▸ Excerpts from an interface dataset
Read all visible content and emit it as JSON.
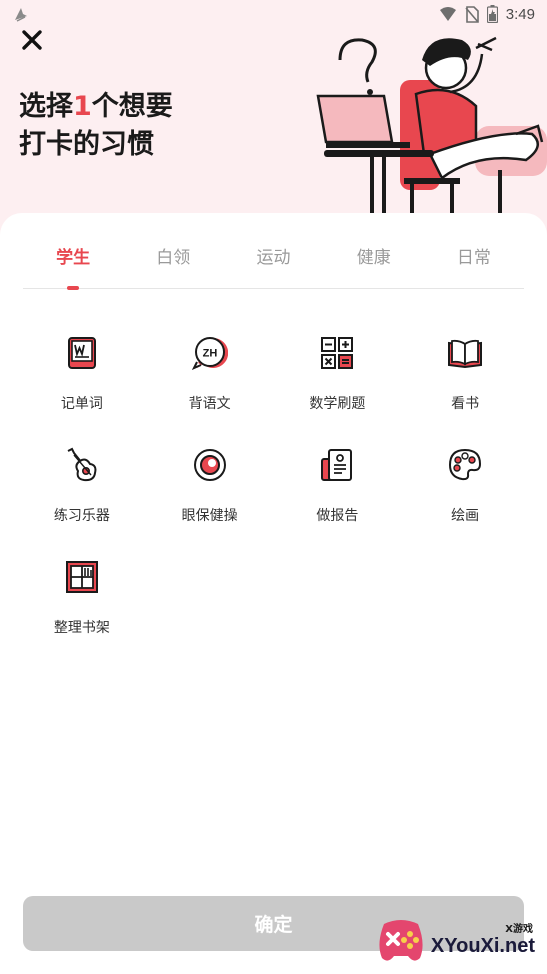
{
  "status_bar": {
    "time": "3:49",
    "icons": [
      "notification-icon",
      "wifi-icon",
      "no-sim-icon",
      "battery-icon"
    ]
  },
  "header": {
    "title_part1": "选择",
    "title_accent": "1",
    "title_part2": "个想要",
    "title_line2": "打卡的习惯"
  },
  "tabs": [
    {
      "label": "学生",
      "active": true
    },
    {
      "label": "白领",
      "active": false
    },
    {
      "label": "运动",
      "active": false
    },
    {
      "label": "健康",
      "active": false
    },
    {
      "label": "日常",
      "active": false
    }
  ],
  "habits": [
    {
      "label": "记单词",
      "icon": "word-book-icon"
    },
    {
      "label": "背语文",
      "icon": "zh-speech-bubble-icon"
    },
    {
      "label": "数学刷题",
      "icon": "calculator-icon"
    },
    {
      "label": "看书",
      "icon": "open-book-icon"
    },
    {
      "label": "练习乐器",
      "icon": "guitar-icon"
    },
    {
      "label": "眼保健操",
      "icon": "eye-icon"
    },
    {
      "label": "做报告",
      "icon": "report-icon"
    },
    {
      "label": "绘画",
      "icon": "palette-icon"
    },
    {
      "label": "整理书架",
      "icon": "bookshelf-icon"
    }
  ],
  "confirm_label": "确定",
  "watermark": {
    "tag": "X游戏",
    "brand": "XYouXi.net"
  },
  "colors": {
    "accent": "#e8474f",
    "header_bg": "#fdeff1",
    "disabled_button": "#c9c9c9"
  }
}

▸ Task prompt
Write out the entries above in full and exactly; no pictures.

▸ Exercise result
Read all visible content and emit it as JSON.
{
  "status_bar": {
    "time": "3:49",
    "icons": [
      "notification-icon",
      "wifi-icon",
      "no-sim-icon",
      "battery-icon"
    ]
  },
  "header": {
    "title_part1": "选择",
    "title_accent": "1",
    "title_part2": "个想要",
    "title_line2": "打卡的习惯"
  },
  "tabs": [
    {
      "label": "学生",
      "active": true
    },
    {
      "label": "白领",
      "active": false
    },
    {
      "label": "运动",
      "active": false
    },
    {
      "label": "健康",
      "active": false
    },
    {
      "label": "日常",
      "active": false
    }
  ],
  "habits": [
    {
      "label": "记单词",
      "icon": "word-book-icon"
    },
    {
      "label": "背语文",
      "icon": "zh-speech-bubble-icon"
    },
    {
      "label": "数学刷题",
      "icon": "calculator-icon"
    },
    {
      "label": "看书",
      "icon": "open-book-icon"
    },
    {
      "label": "练习乐器",
      "icon": "guitar-icon"
    },
    {
      "label": "眼保健操",
      "icon": "eye-icon"
    },
    {
      "label": "做报告",
      "icon": "report-icon"
    },
    {
      "label": "绘画",
      "icon": "palette-icon"
    },
    {
      "label": "整理书架",
      "icon": "bookshelf-icon"
    }
  ],
  "confirm_label": "确定",
  "watermark": {
    "tag": "X游戏",
    "brand": "XYouXi.net"
  },
  "colors": {
    "accent": "#e8474f",
    "header_bg": "#fdeff1",
    "disabled_button": "#c9c9c9"
  }
}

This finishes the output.